  135. My Chinese Generation Is Losing the Ability to Express Itself Op Ed, February 10

    How can China’s people demand freedom if we can’t even say it?

  136. N.I.H. Leader Rebuts Covid Lab Leak Theory at House Hearing Washington, February 9

    Now in the majority, House Republicans are eager to scrutinize the Biden administration’s Covid policies and the origins of the virus, as a hearing on Wednesday demonstrated.

  137. Flowers, Fresh Fish and Movies: China Is Spending Again, Cautiously Business, February 5

    The outlook for the world’s second-largest economy is brighter as consumer spending picked up after “zero Covid” was lifted. But scars remain from the harsh pandemic restrictions.

  138. In China’s Covid Fog, Deaths of Scholars Offer a Clue Interactive, February 5

    The toll of China’s epidemic is unclear. But dozens of obituaries of the country’s top academics show an enormous loss in just a few weeks.

  139. It’s as if Nothing Ever Happened Here in China Op Ed, February 1

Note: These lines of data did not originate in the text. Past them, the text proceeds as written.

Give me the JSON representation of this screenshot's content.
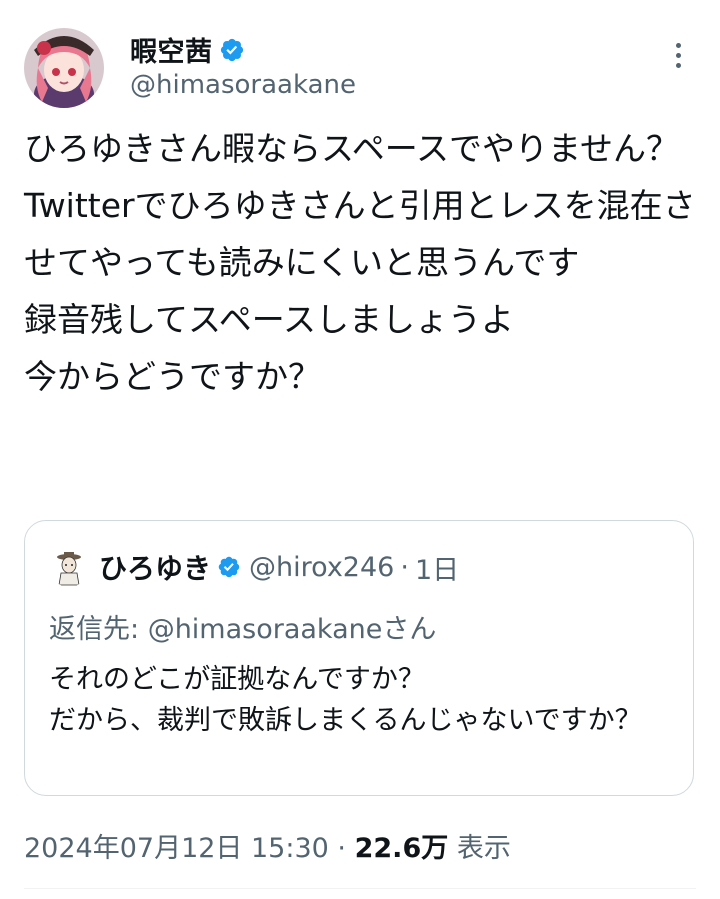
{
  "author": {
    "display_name": "暇空茜",
    "handle": "@himasoraakane"
  },
  "tweet": {
    "text": "ひろゆきさん暇ならスペースでやりません？\nTwitterでひろゆきさんと引用とレスを混在させてやっても読みにくいと思うんです\n録音残してスペースしましょうよ\n今からどうですか？"
  },
  "quoted_tweet": {
    "display_name": "ひろゆき",
    "handle": "@hirox246",
    "separator": "·",
    "time": "1日",
    "reply_prefix": "返信先: ",
    "reply_to": "@himasoraakane",
    "reply_suffix": "さん",
    "text": "それのどこが証拠なんですか？\nだから、裁判で敗訴しまくるんじゃないですか？"
  },
  "meta": {
    "timestamp": "2024年07月12日 15:30",
    "separator": "·",
    "views_count": "22.6万",
    "views_label": "表示"
  },
  "colors": {
    "text": "#0f1419",
    "secondary": "#536471",
    "verified": "#1d9bf0",
    "border": "#cfd9de"
  },
  "icons": {
    "verified": "verified-badge-icon",
    "more": "more-options-icon"
  }
}
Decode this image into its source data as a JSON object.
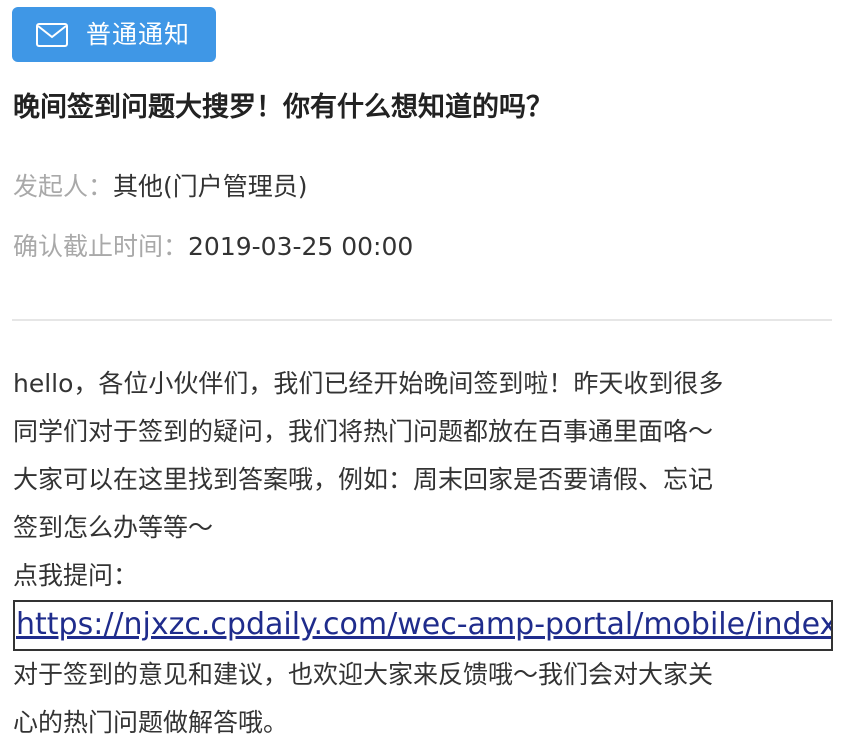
{
  "badge": {
    "icon": "envelope-icon",
    "label": "普通通知"
  },
  "title": "晚间签到问题大搜罗！你有什么想知道的吗？",
  "meta": {
    "initiator_key": "发起人：",
    "initiator_value": "其他(门户管理员)",
    "deadline_key": "确认截止时间：",
    "deadline_value": "2019-03-25 00:00"
  },
  "body": {
    "lines": [
      "hello，各位小伙伴们，我们已经开始晚间签到啦！昨天收到很多",
      "同学们对于签到的疑问，我们将热门问题都放在百事通里面咯～",
      "大家可以在这里找到答案哦，例如：周末回家是否要请假、忘记",
      "签到怎么办等等～",
      "点我提问："
    ],
    "link": "https://njxzc.cpdaily.com/wec-amp-portal/mobile/index",
    "after_lines": [
      "对于签到的意见和建议，也欢迎大家来反馈哦～我们会对大家关",
      "心的热门问题做解答哦。"
    ]
  },
  "colors": {
    "badge_bg": "#3f97e6",
    "muted_label": "#a9a9a9",
    "text": "#333333",
    "link": "#1f2c8c"
  }
}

    China left its vulnerable people to fend for themselves in a deadly Covid outbreak.

  140. Your Wednesday Briefing: China Rebounds N Y T Now, January 31

    Also, Russia’s resilient economy and Sri Lanka’s enduring struggle.

  141. China’s Covid Tsunami Recedes, Bringing Relief, Grief and Anxiety Foreign, January 31

    Officials say an onslaught of infections has slowed, and many people seem eager to move on. But fresh flare-ups could bring more illness and deaths.

  142. Chinese Travel Is Set to Return. The Question Is, When? Travel, January 29

    The country has dropped restrictions on overseas journeys for its citizens, but once-popular destinations are still waiting for the flood of vacationers to arrive.

  143. Your Friday Briefing: China’s Campaign Against ‘Zero-Covid’ Protesters N Y T Now, January 26

    Also, Russian missile attacks in Ukraine and a major deal for Indian women’s cricket.

  144. In China’s Crackdown on Protesters, a Familiar Effort to Blame Foreign Powers Foreign, January 26

    The protests against “zero Covid” were a rare rebuke of Xi Jinping’s rule, and Beijing apparently seeks to deter those who might have been emboldened by them.

  145. Your Wednesday Briefing: Ukraine Cracks Down on Corruption N Y T Now, January 24

    Also, another mass shooting in California and New Zealand’s next leader.

  146. The Indirect Ways the U.S. Can Help China Avoid Covid Catastrophe Op Ed, January 24

    It’s in the United States’ best interest to find ways to aid China.

  147. They Poured Their Savings Into Homes That Were Never Built Interactive, January 24

    What is it like to pour your life savings into apartments that might never get built?

  148. Your Monday Briefing: A Lunar New Year Shooting N Y T Now, January 22

    Also, New Zealand’s next leader and a Lunar New Year travel surge in China.

  149. China Cautiously Takes to the Road for Lunar New Year Foreign, January 22

    With strict Covid restrictions lifted weeks ahead of the country’s most important holiday, millions, joyful yet anxious, could finally travel and reunite with family.

  150. Entrepreneurs Flee China’s Heavy Hand: ‘You Don’t Have to Stay There’ Business, January 19

    Weary of crackdowns and lockdowns, businesspeople are moving out of China and taking their wealth with them. Many have found a new home in Singapore.